The effects of digitalis on an electrocardiograph (EKG) are very distinctive and can be quickly identified by reading the output. While certain cardiac conditions can cause similar changes, people skilled at reading EKGs can distinguish between the "digitalis effect" and cardiac disorders. If a patient is taking digitalis, it is advisable to provide information about this to first responders and other medical providers, including the brand being taken and the current dosage, so they know to watch for the effects of digitalis on an EKG.
One of the key effects of digitalis on an EKG is a longer PR interval, between two key waves on the graph. This is a result of slowed atrioventricular conduction, which is one of the effects of digitalis on the body. Patients on digitalis also have a shorter QT interval, reflecting the rapid polarization and depolarization of the ventricles. While people are in training to learn how to read EKGs, they have opportunities to review numerous examples, including normal and abnormal results, so they can learn to quickly spot longer or shorter intervals in the heart rhythm.
Digitalis also causes the normally roughly flat ST interval to depress below the midline, and the typically upward-moving T wave inverts. This creates a distinctive bowl-like change at the end of the QT interval. Especially when it is rounded rather than spiked, this is usually indicative of the effects of digitalis, rather than a disorder that might cause a similar change in the readings.
Another of the effects of digitalis can be heart arrhythmias. Patients on this medication, especially if they have taken too much, can develop inconsistencies in their heart rhythm. Careful evaluation may be necessary to determine the origins of the abnormalities and develop an effective treatment plan. It is important to treat arrhythmias appropriately, since the wrong intervention could make the problem worse; some medications, for example, could exacerbate an arrhythmia when used with digitalis.
Medical providers reviewing the outcome of tests can identify abnormalities on an EKG and determine their origins. They may consider the effects of digitalis on an EKG if the patient appears to have a history of heart problems that may have been treated with this medication, or confirms that digitalis is currently being used in treatment.
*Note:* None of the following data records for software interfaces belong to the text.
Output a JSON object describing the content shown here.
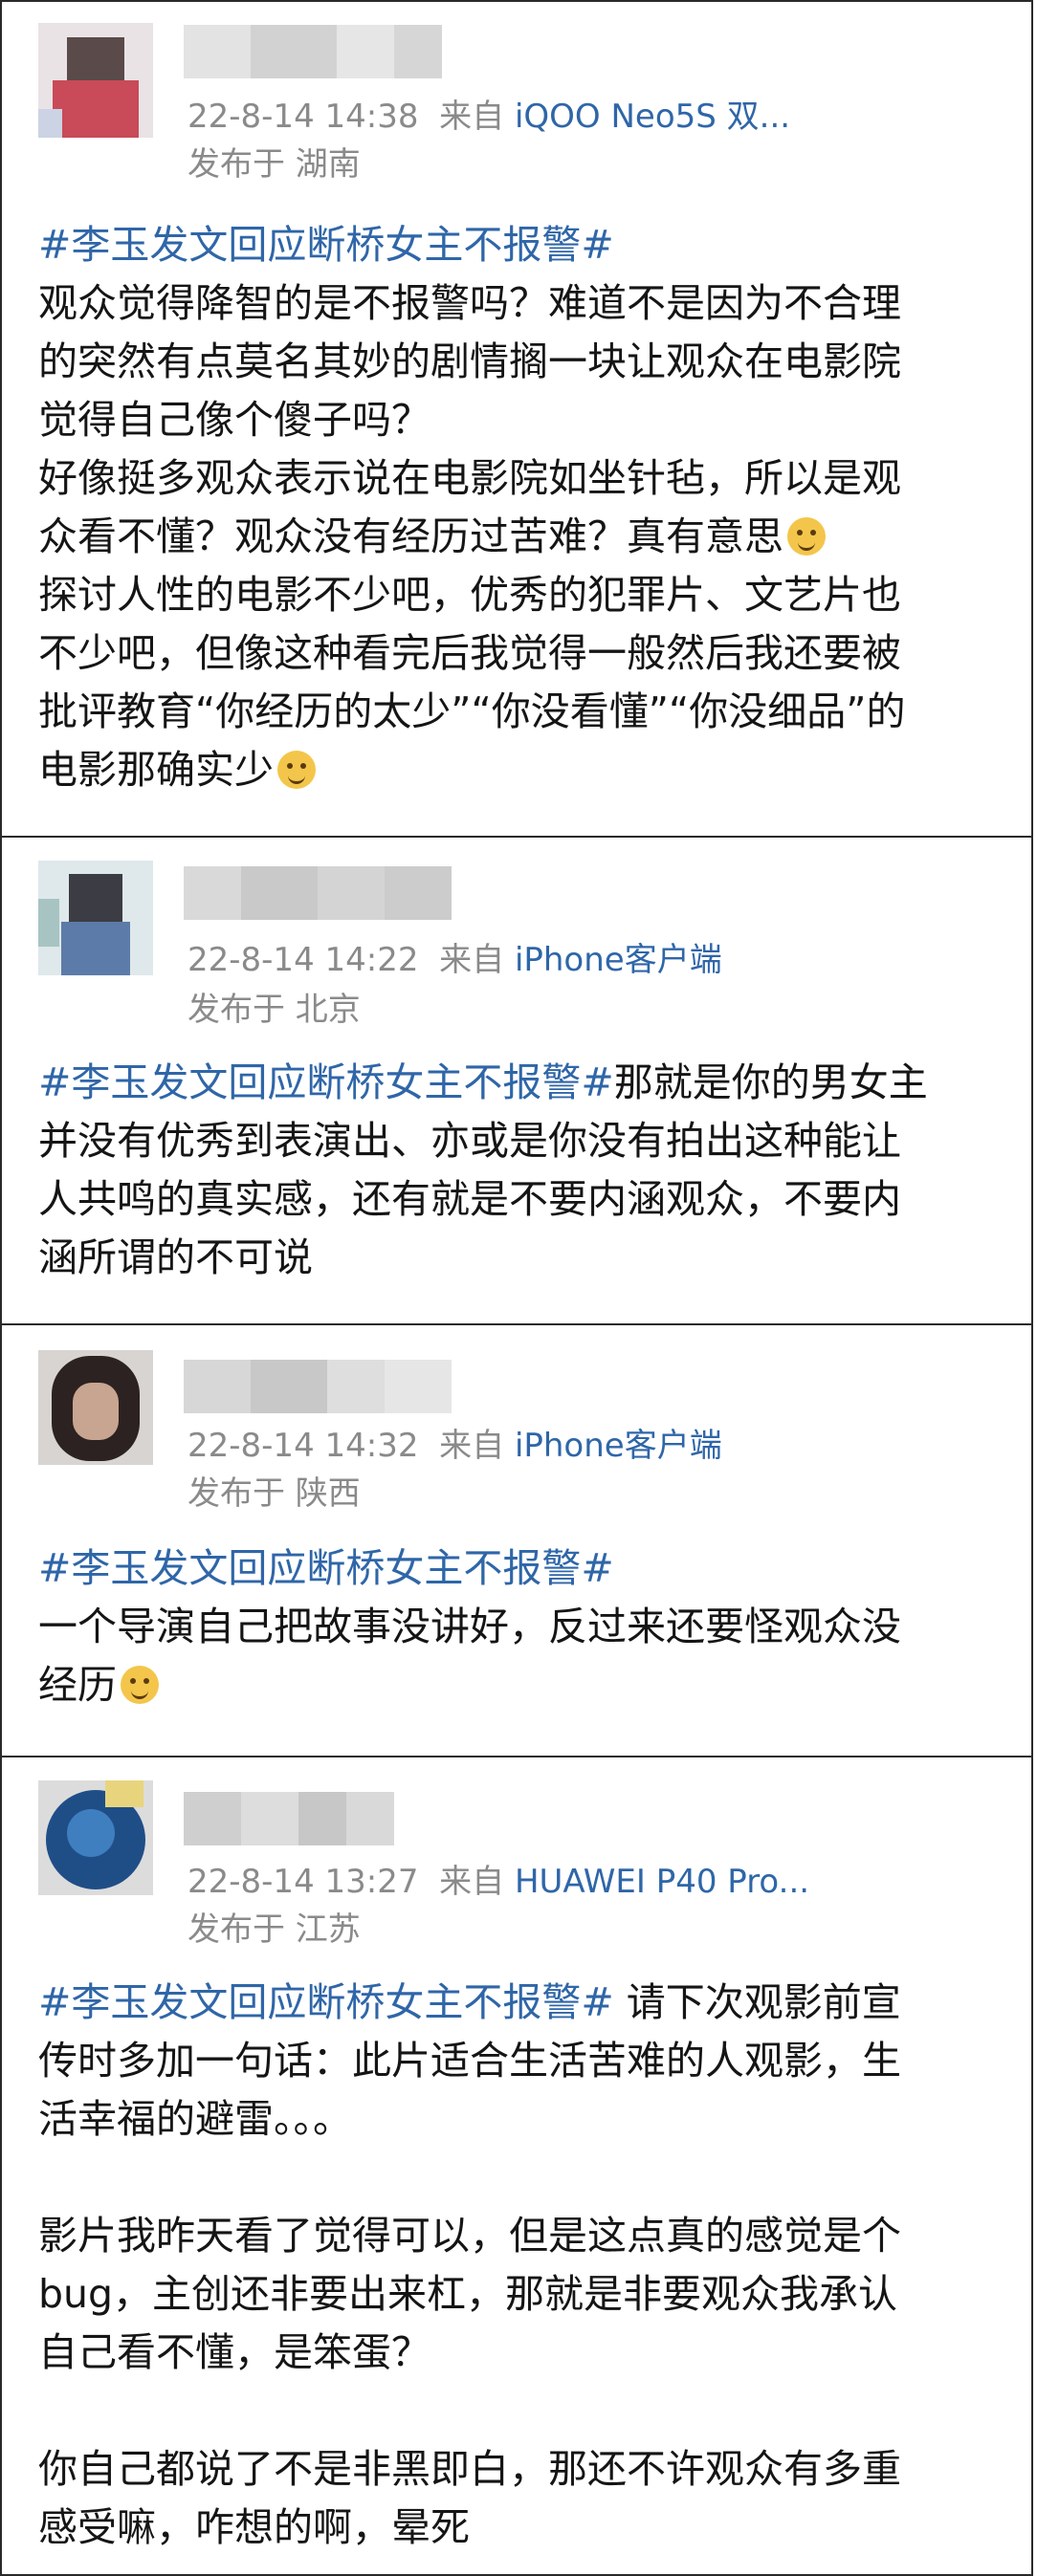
{
  "posts": [
    {
      "time": "22-8-14 14:38",
      "source_prefix": "来自",
      "source": "iQOO Neo5S 双...",
      "location": "发布于 湖南",
      "hashtag": "#李玉发文回应断桥女主不报警#",
      "lines": [
        "观众觉得降智的是不报警吗？难道不是因为不合理",
        "的突然有点莫名其妙的剧情搁一块让观众在电影院",
        "觉得自己像个傻子吗？",
        "好像挺多观众表示说在电影院如坐针毡，所以是观",
        "众看不懂？观众没有经历过苦难？真有意思",
        "探讨人性的电影不少吧，优秀的犯罪片、文艺片也",
        "不少吧，但像这种看完后我觉得一般然后我还要被",
        "批评教育“你经历的太少”“你没看懂”“你没细品”的",
        "电影那确实少"
      ]
    },
    {
      "time": "22-8-14 14:22",
      "source_prefix": "来自",
      "source": "iPhone客户端",
      "location": "发布于 北京",
      "hashtag": "#李玉发文回应断桥女主不报警#",
      "first_tail": "那就是你的男女主",
      "lines": [
        "并没有优秀到表演出、亦或是你没有拍出这种能让",
        "人共鸣的真实感，还有就是不要内涵观众，不要内",
        "涵所谓的不可说"
      ]
    },
    {
      "time": "22-8-14 14:32",
      "source_prefix": "来自",
      "source": "iPhone客户端",
      "location": "发布于 陕西",
      "hashtag": "#李玉发文回应断桥女主不报警#",
      "lines": [
        "一个导演自己把故事没讲好，反过来还要怪观众没",
        "经历"
      ]
    },
    {
      "time": "22-8-14 13:27",
      "source_prefix": "来自",
      "source": "HUAWEI P40 Pro...",
      "location": "发布于 江苏",
      "hashtag": "#李玉发文回应断桥女主不报警#",
      "first_tail": " 请下次观影前宣",
      "lines": [
        "传时多加一句话：此片适合生活苦难的人观影，生",
        "活幸福的避雷。。。",
        "",
        "影片我昨天看了觉得可以，但是这点真的感觉是个",
        "bug，主创还非要出来杠，那就是非要观众我承认",
        "自己看不懂，是笨蛋？",
        "",
        "你自己都说了不是非黑即白，那还不许观众有多重",
        "感受嘛，咋想的啊，晕死"
      ]
    }
  ]
}
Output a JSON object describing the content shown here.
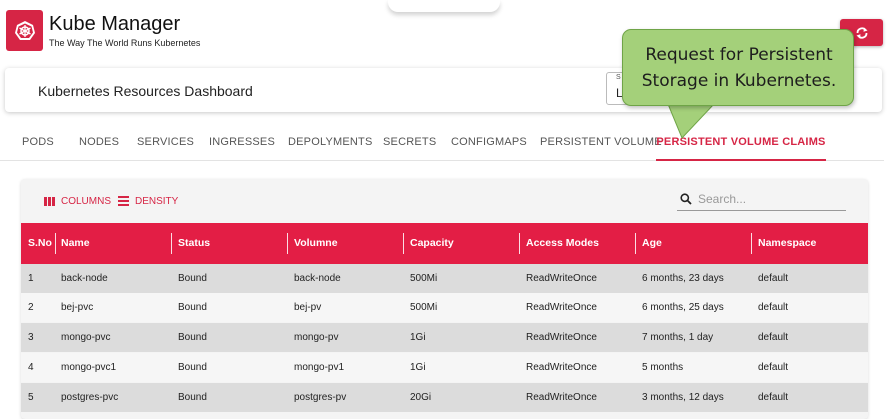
{
  "app": {
    "title": "Kube Manager",
    "subtitle": "The Way The World Runs Kubernetes"
  },
  "header": {
    "dashboard_title": "Kubernetes Resources Dashboard",
    "select_label": "S",
    "select_value": "L"
  },
  "tabs": [
    {
      "label": "PODS"
    },
    {
      "label": "NODES"
    },
    {
      "label": "SERVICES"
    },
    {
      "label": "INGRESSES"
    },
    {
      "label": "DEPOLYMENTS"
    },
    {
      "label": "SECRETS"
    },
    {
      "label": "CONFIGMAPS"
    },
    {
      "label": "PERSISTENT VOLUME"
    },
    {
      "label": "PERSISTENT VOLUME CLAIMS",
      "active": true
    }
  ],
  "toolbar": {
    "columns_label": "COLUMNS",
    "density_label": "DENSITY",
    "search_placeholder": "Search..."
  },
  "table": {
    "columns": [
      "S.No",
      "Name",
      "Status",
      "Volumne",
      "Capacity",
      "Access Modes",
      "Age",
      "Namespace"
    ],
    "rows": [
      [
        "1",
        "back-node",
        "Bound",
        "back-node",
        "500Mi",
        "ReadWriteOnce",
        "6 months, 23 days",
        "default"
      ],
      [
        "2",
        "bej-pvc",
        "Bound",
        "bej-pv",
        "500Mi",
        "ReadWriteOnce",
        "6 months, 25 days",
        "default"
      ],
      [
        "3",
        "mongo-pvc",
        "Bound",
        "mongo-pv",
        "1Gi",
        "ReadWriteOnce",
        "7 months, 1 day",
        "default"
      ],
      [
        "4",
        "mongo-pvc1",
        "Bound",
        "mongo-pv1",
        "1Gi",
        "ReadWriteOnce",
        "5 months",
        "default"
      ],
      [
        "5",
        "postgres-pvc",
        "Bound",
        "postgres-pv",
        "20Gi",
        "ReadWriteOnce",
        "3 months, 12 days",
        "default"
      ]
    ]
  },
  "callout": {
    "line1": "Request for Persistent",
    "line2": "Storage in Kubernetes."
  },
  "colors": {
    "accent": "#d62545",
    "header_row": "#e31e45",
    "callout": "#a4d07a"
  },
  "icons": {
    "logo": "kubernetes-helm-icon",
    "refresh": "refresh-icon",
    "columns": "columns-icon",
    "density": "density-icon",
    "search": "search-icon"
  }
}
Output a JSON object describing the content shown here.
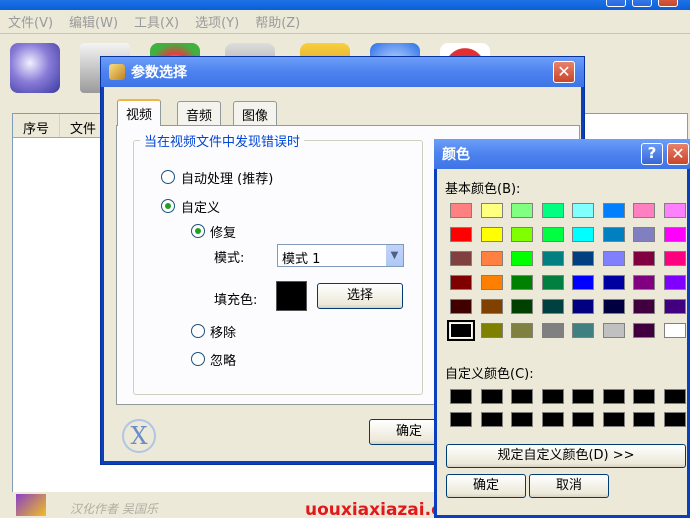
{
  "main": {
    "menu": [
      "文件(V)",
      "编辑(W)",
      "工具(X)",
      "选项(Y)",
      "帮助(Z)"
    ],
    "list_headers": [
      "序号",
      "文件"
    ],
    "credit": "汉化作者 吴国乐",
    "watermark": "uouxiaxiazai.com"
  },
  "param_dialog": {
    "title": "参数选择",
    "close": "✕",
    "tabs": [
      "视频",
      "音频",
      "图像"
    ],
    "active_tab": "视频",
    "group_title": "当在视频文件中发现错误时",
    "auto": "自动处理 (推荐)",
    "custom": "自定义",
    "repair": "修复",
    "mode_label": "模式:",
    "mode_value": "模式 1",
    "fill_label": "填充色:",
    "select_button": "选择",
    "remove": "移除",
    "ignore": "忽略",
    "ok_button": "确定",
    "logo": "X"
  },
  "color_dialog": {
    "title": "颜色",
    "help": "?",
    "close": "✕",
    "basic_label": "基本颜色(B):",
    "custom_label": "自定义颜色(C):",
    "define_button": "规定自定义颜色(D) >>",
    "ok_button": "确定",
    "cancel_button": "取消",
    "basic_colors": [
      [
        "#ff8080",
        "#ffff80",
        "#80ff80",
        "#00ff80",
        "#80ffff",
        "#0080ff",
        "#ff80c0",
        "#ff80ff"
      ],
      [
        "#ff0000",
        "#ffff00",
        "#80ff00",
        "#00ff40",
        "#00ffff",
        "#0080c0",
        "#8080c0",
        "#ff00ff"
      ],
      [
        "#804040",
        "#ff8040",
        "#00ff00",
        "#008080",
        "#004080",
        "#8080ff",
        "#800040",
        "#ff0080"
      ],
      [
        "#800000",
        "#ff8000",
        "#008000",
        "#008040",
        "#0000ff",
        "#0000a0",
        "#800080",
        "#8000ff"
      ],
      [
        "#400000",
        "#804000",
        "#004000",
        "#004040",
        "#000080",
        "#000040",
        "#400040",
        "#400080"
      ],
      [
        "#000000",
        "#808000",
        "#808040",
        "#808080",
        "#408080",
        "#c0c0c0",
        "#400040",
        "#ffffff"
      ]
    ],
    "selected": "#000000"
  }
}
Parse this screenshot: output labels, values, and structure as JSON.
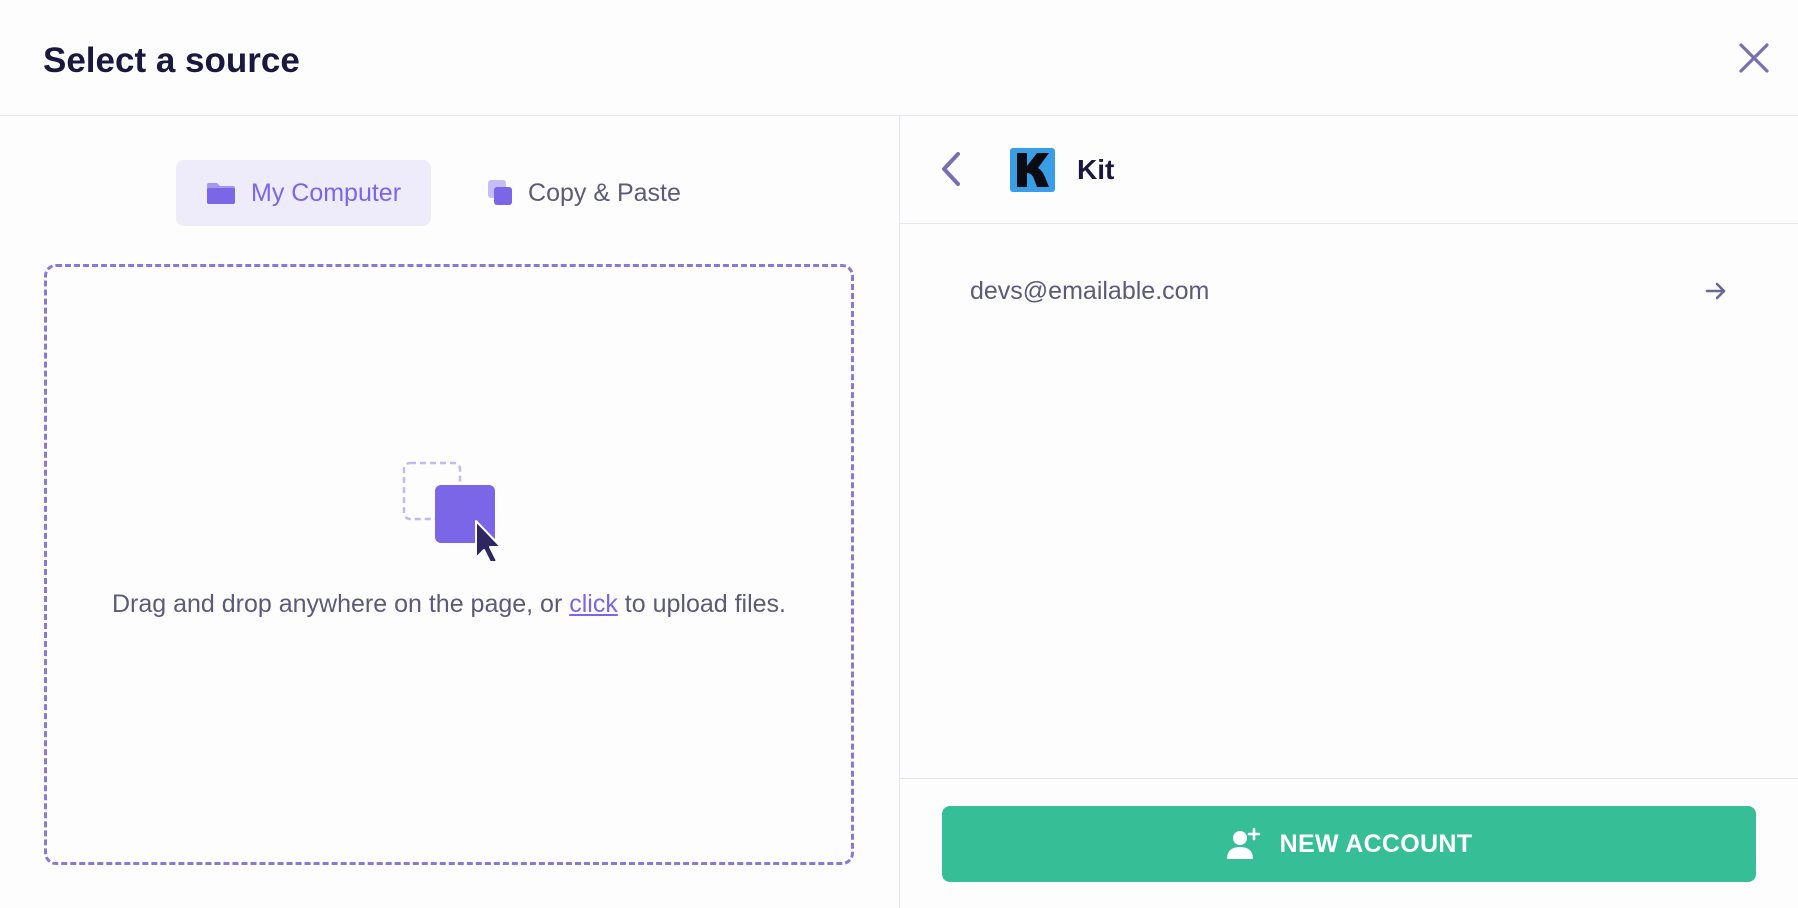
{
  "header": {
    "title": "Select a source"
  },
  "tabs": [
    {
      "label": "My Computer",
      "icon": "folder-icon",
      "active": true
    },
    {
      "label": "Copy & Paste",
      "icon": "copy-icon",
      "active": false
    }
  ],
  "dropzone": {
    "text_before": "Drag and drop anywhere on the page, or ",
    "link_label": "click",
    "text_after": " to upload files."
  },
  "source": {
    "name": "Kit",
    "logo_icon": "kit-logo-icon",
    "accounts": [
      {
        "email": "devs@emailable.com"
      }
    ]
  },
  "footer": {
    "new_account_label": "NEW ACCOUNT"
  },
  "colors": {
    "accent": "#7b66e8",
    "success": "#36bf96",
    "text_dark": "#1b1840",
    "text_muted": "#5c5a78"
  }
}
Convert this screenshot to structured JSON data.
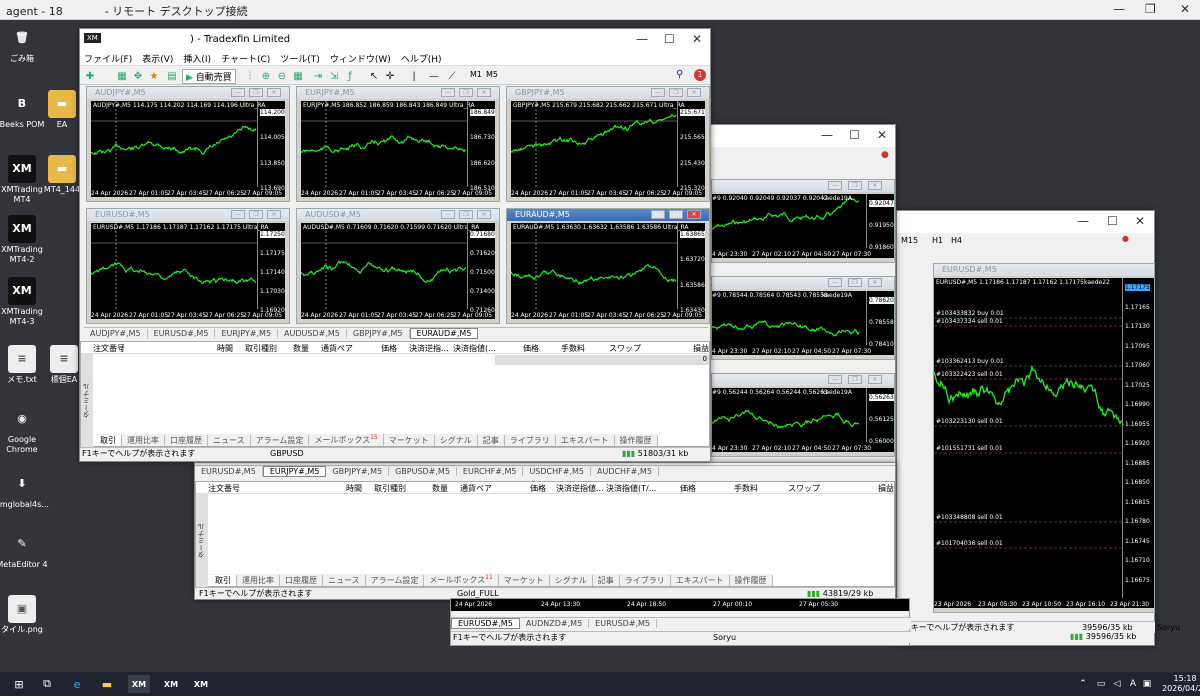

If there are doubts about the causes of abnormalities, a doctor may ask the patient to consider additional testing to explore other causes.